Recently I have been involved in a discussion in the LinkedIn Integration Consortium group on managing data in a Cloud Computing environment, and the subject has turned to security.
I had maintained that data security concerns may sometimes result in companies preferring to look at some sort of internal Cloud model rather than risk putting their data in the Cloud-
the concept that I find is intriguing larger companies is the idea of running an INTERNAL cloud – this removes a lot of the concerns over data security, supplier longevity etc.
This generated a reaction from one of the other discussion participants, Tom Gibbs of DiCOM Grid.
I hate to poke at other commentators but security is an overarching issue for IT and telcom as a whole. No more and probably less of an issue with cloud or SaaS.
It’s almost amusing to watch legacy IT managers whine that b/c it isn’t local it isn’t secure. I’m sorry but this is totally naive.
This brings up an important point. What Tom is saying is that the Cloud provider will almost certainly offer top-notch security tools to protect data from unauthorized access or exposure, and therefore what’s the problem?
The answer is that the executive concern with putting data outside the corporate environment is likely to be more of an emotional rather than logical argument. With so many topical examples of confidential information being exposed, and executives knowing that regulations/legislation/corporate policies often make them PERSONALLY responsible for protecting information such as personal details of clients/customers/citizens, for example, the whole thing is just too scary.
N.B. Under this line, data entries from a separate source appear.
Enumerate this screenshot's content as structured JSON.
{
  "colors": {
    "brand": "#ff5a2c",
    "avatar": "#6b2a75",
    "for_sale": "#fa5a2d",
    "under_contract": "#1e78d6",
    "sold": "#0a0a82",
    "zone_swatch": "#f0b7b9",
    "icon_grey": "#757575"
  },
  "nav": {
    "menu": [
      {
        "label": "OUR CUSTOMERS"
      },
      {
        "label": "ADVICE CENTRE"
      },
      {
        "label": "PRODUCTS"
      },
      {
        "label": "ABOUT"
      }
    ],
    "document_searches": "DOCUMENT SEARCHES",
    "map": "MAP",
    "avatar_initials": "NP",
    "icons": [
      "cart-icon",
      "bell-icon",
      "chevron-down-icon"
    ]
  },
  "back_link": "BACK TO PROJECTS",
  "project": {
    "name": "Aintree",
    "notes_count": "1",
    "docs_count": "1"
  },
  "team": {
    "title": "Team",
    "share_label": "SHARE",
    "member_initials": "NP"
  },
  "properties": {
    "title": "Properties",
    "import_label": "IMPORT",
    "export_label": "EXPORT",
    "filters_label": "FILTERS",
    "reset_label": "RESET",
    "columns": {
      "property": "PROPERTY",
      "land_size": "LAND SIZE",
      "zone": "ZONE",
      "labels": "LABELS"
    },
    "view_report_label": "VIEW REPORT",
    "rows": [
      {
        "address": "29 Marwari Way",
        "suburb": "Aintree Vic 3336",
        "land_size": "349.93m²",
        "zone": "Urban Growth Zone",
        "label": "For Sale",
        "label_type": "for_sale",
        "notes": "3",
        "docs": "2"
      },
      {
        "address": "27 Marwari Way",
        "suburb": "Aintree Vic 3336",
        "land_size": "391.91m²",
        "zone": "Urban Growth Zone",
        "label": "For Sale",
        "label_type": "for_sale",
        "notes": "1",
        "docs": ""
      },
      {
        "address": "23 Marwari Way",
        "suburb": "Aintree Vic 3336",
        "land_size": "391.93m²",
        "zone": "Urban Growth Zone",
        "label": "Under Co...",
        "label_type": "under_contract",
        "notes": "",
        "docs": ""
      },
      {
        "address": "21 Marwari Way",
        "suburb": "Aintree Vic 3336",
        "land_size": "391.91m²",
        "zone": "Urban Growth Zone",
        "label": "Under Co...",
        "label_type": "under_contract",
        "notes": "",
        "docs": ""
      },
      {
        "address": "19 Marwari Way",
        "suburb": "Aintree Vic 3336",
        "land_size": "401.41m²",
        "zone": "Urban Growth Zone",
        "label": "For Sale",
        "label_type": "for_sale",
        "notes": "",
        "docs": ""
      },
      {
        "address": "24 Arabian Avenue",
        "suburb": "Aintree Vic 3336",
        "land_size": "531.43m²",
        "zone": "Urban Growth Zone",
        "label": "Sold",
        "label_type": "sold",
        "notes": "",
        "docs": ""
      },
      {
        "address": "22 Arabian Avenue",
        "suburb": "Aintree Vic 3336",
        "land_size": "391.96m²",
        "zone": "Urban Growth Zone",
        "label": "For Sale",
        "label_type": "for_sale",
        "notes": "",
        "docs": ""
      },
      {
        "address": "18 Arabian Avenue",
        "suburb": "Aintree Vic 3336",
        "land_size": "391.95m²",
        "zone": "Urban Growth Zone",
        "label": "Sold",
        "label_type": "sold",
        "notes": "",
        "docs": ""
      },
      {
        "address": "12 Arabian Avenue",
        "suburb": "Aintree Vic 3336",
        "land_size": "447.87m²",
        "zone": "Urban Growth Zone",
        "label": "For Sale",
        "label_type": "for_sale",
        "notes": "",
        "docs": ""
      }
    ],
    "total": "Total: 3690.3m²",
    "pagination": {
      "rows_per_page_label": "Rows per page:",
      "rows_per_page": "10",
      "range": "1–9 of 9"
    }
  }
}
IT folk may see this as naive, just as Tom says. After all, modern security tools are extremely powerful and rigorous. But of course this depends on the tools being properly applied. In the UK, for example, there have been a number of high-profile incidents of CDs or memory sticks containing confidential citizen information being left on trains and exposed to the media. The argument allowing data to be taken off-site was based around the fact that policy required all such data to be encrypted, making it useless if it fell into anyone else’s hands. These encryption algorithms were top-notch, and provide almost total protection. BUT the users who downloaded the information in each of these cases did not bother to encrypt it – in other words, if the procedures had been followed then there would have been no exposure but because people did not implement the procedures then the data was exposed.
These situations have not only proved extremely embarrassing to the data owners involved, but have resulted in heads rolling in a very public fashion. So the concerns of the executive moaning about risk are visceral rather than rational – ‘Moving my data outside of the corporate boundary introduces personal risk to me, and no matter how much the experts try to reassure me I don’t want to take that risk’. Of course less sensitive information will not be so much of a concern, and therefore these worries will not affect every Cloud project. But for some executives the ‘security’ concern with moving data into the Cloud, while not logically and analytically based, is undeniably real.